A request for production of documents is a request made by a party to civil litigation for the opposing party to present certain documents to him or her for examination. The request is governed by the rules of discovery, which dictate what evidence is subject to examination by the opposing party during litigation. These rules vary from jurisdiction to jurisdiction but generally any non-privileged matter that is relevant to either party’s claim or defense is discoverable through a request for production of documents. Upon receipt of the request, the receiving party may grant or deny the requesting party the right to inspect the identified documents.
A request for production of documents is something that is generally presented during discovery, the stage of litigation that involves each party collecting and organizing his or her respective evidence in preparation for the trial. During discovery, anything that is not privileged that pertains to the case is typically discoverable. Any documents that were not created by the opposing attorney in anticipation of litigation are typically non-privileged for the purposes of discovery.
A typical request for production of documents will be comprehensive in its identification of the documents to be presented.
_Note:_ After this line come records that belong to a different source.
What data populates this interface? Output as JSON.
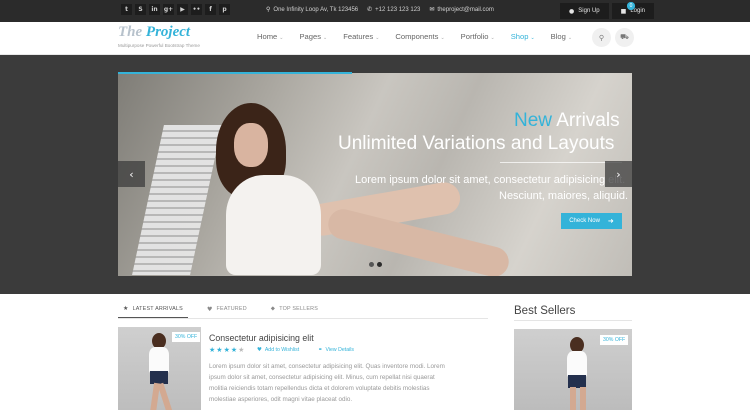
{
  "topbar": {
    "social": [
      {
        "name": "twitter-icon",
        "glyph": "t"
      },
      {
        "name": "skype-icon",
        "glyph": "S"
      },
      {
        "name": "linkedin-icon",
        "glyph": "in"
      },
      {
        "name": "googleplus-icon",
        "glyph": "g+"
      },
      {
        "name": "youtube-icon",
        "glyph": "▶"
      },
      {
        "name": "flickr-icon",
        "glyph": "••"
      },
      {
        "name": "facebook-icon",
        "glyph": "f"
      },
      {
        "name": "pinterest-icon",
        "glyph": "p"
      }
    ],
    "address": "One Infinity Loop Av, Tk 123456",
    "phone": "+12 123 123 123",
    "email": "theproject@mail.com",
    "signup_label": "Sign Up",
    "login_label": "Login"
  },
  "header": {
    "logo_part1": "The ",
    "logo_part2": "Project",
    "tagline": "Multipurpose Powerful Bootstrap Theme",
    "nav": [
      "Home",
      "Pages",
      "Features",
      "Components",
      "Portfolio",
      "Shop",
      "Blog"
    ],
    "active_nav": "Shop",
    "cart_count": "0"
  },
  "slider": {
    "title_accent": "New",
    "title_rest": " Arrivals",
    "title_line2": "Unlimited Variations and Layouts",
    "text_line1": "Lorem ipsum dolor sit amet, consectetur adipisicing elit.",
    "text_line2": "Nesciunt, maiores, aliquid.",
    "button_label": "Check Now",
    "prev_icon": "‹",
    "next_icon": "›"
  },
  "tabs": [
    {
      "label": "LATEST ARRIVALS",
      "icon": "star-icon",
      "glyph": "★",
      "active": true
    },
    {
      "label": "FEATURED",
      "icon": "heart-icon",
      "glyph": "♥",
      "active": false
    },
    {
      "label": "TOP SELLERS",
      "icon": "tag-icon",
      "glyph": "⬥",
      "active": false
    }
  ],
  "product": {
    "sale_badge": "30% OFF",
    "title": "Consectetur adipisicing elit",
    "rating": 4,
    "rating_max": 5,
    "wishlist_label": "Add to Wishlist",
    "details_label": "View Details",
    "description": "Lorem ipsum dolor sit amet, consectetur adipisicing elit. Quas inventore modi. Lorem ipsum dolor sit amet, consectetur adipisicing elit. Minus, cum repellat nisi quaerat molitia reiciendis totam repellendus dicta et dolorem voluptate debitis molestias molestiae asperiores, odit magni vitae placeat odio."
  },
  "best_sellers": {
    "title": "Best Sellers",
    "sale_badge": "30% OFF"
  },
  "colors": {
    "accent": "#34b3d9",
    "topbar_bg": "#2b2b2b",
    "hero_bg": "#3b3b3b"
  }
}
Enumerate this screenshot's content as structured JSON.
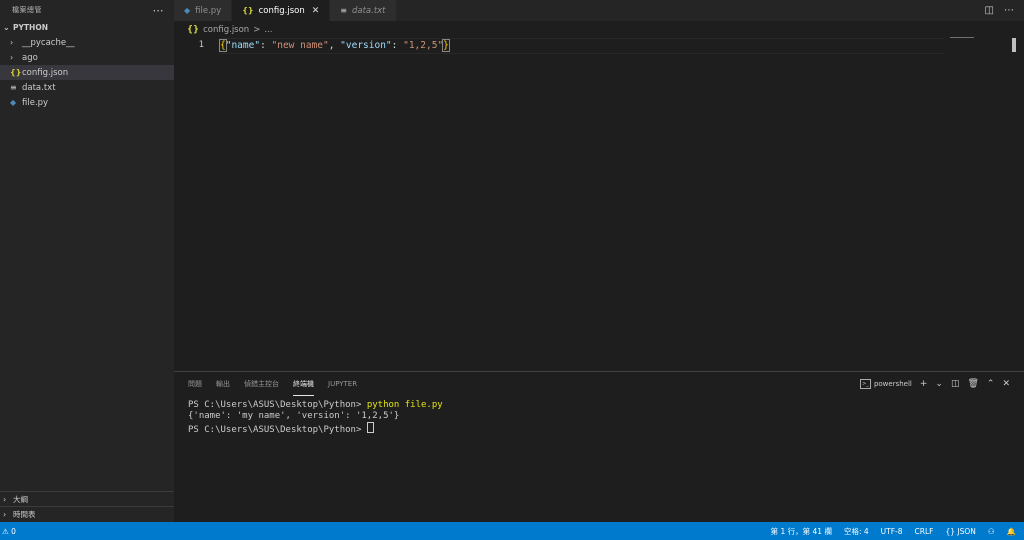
{
  "sidebar": {
    "title": "檔案總管",
    "more_icon": "ellipsis-icon",
    "project": "PYTHON",
    "items": [
      {
        "label": "__pycache__",
        "icon": "chevron-right-icon"
      },
      {
        "label": "ago",
        "icon": "chevron-right-icon"
      },
      {
        "label": "config.json",
        "icon": "json-file-icon",
        "icon_text": "{}"
      },
      {
        "label": "data.txt",
        "icon": "text-file-icon",
        "icon_text": "≡"
      },
      {
        "label": "file.py",
        "icon": "python-file-icon",
        "icon_text": "◆"
      }
    ],
    "outline": "大綱",
    "timeline": "時間表"
  },
  "tabs": [
    {
      "label": "file.py",
      "icon_text": "◆"
    },
    {
      "label": "config.json",
      "icon_text": "{}",
      "close": "✕"
    },
    {
      "label": "data.txt",
      "icon_text": "≡"
    }
  ],
  "breadcrumb": {
    "icon": "{}",
    "file": "config.json",
    "sep": ">",
    "rest": "..."
  },
  "editor": {
    "line_number": "1",
    "tokens": {
      "open": "{",
      "key1": "\"name\"",
      "colon1": ": ",
      "val1": "\"new name\"",
      "comma": ", ",
      "key2": "\"version\"",
      "colon2": ": ",
      "val2": "\"1,2,5\"",
      "close": "}"
    }
  },
  "panel": {
    "tabs": [
      "問題",
      "輸出",
      "偵錯主控台",
      "終端機",
      "JUPYTER"
    ],
    "active_tab": "終端機",
    "shell": "powershell",
    "terminal": {
      "prompt1": "PS C:\\Users\\ASUS\\Desktop\\Python> ",
      "cmd": "python file.py",
      "output": "{'name': 'my name', 'version': '1,2,5'}",
      "prompt2": "PS C:\\Users\\ASUS\\Desktop\\Python> "
    }
  },
  "statusbar": {
    "warnings": "⚠ 0",
    "position": "第 1 行，第 41 欄",
    "indent": "空格: 4",
    "encoding": "UTF-8",
    "eol": "CRLF",
    "language": "JSON"
  },
  "colors": {
    "accent": "#007acc",
    "string": "#ce9178",
    "key": "#9cdcfe"
  }
}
Generally, it will request all writings pertaining to the party and identify such writings as encompassing everything from handwritten notes, to financial records, to schedules. The burden is then on the receiving party to either provide copies of all the documents requested or refuse on the grounds that they are privileged.
Once the request for production of documents is granted, the requesting party will typically receive copies of all documents requested for his or her review. These documents may then be used to build his or her case against the other party or defense from the charges offered. The scope of the documents that are discoverable is much greater than what is admissible in court, so the documents must be carefully reviewed in order to determine their potential for use in court. If there are any questions about documents provided in response to a request for production of documents, then the party may request an evidentiary hearing to determine the admissibility of the documents.
If the receiving party denies the requesting party’s request for production of documents in whole or in part, then he or she may file a motion to compel production of the documents. A motion to compel production is a request upon the court to order the receiving party to produce the documents requested. If the court does not grant a protective order to the receiving party in regard to the documents he or she denied to provide, then he or she will be forced to provide the requesting party with the documents or potentially face being held in contempt of court.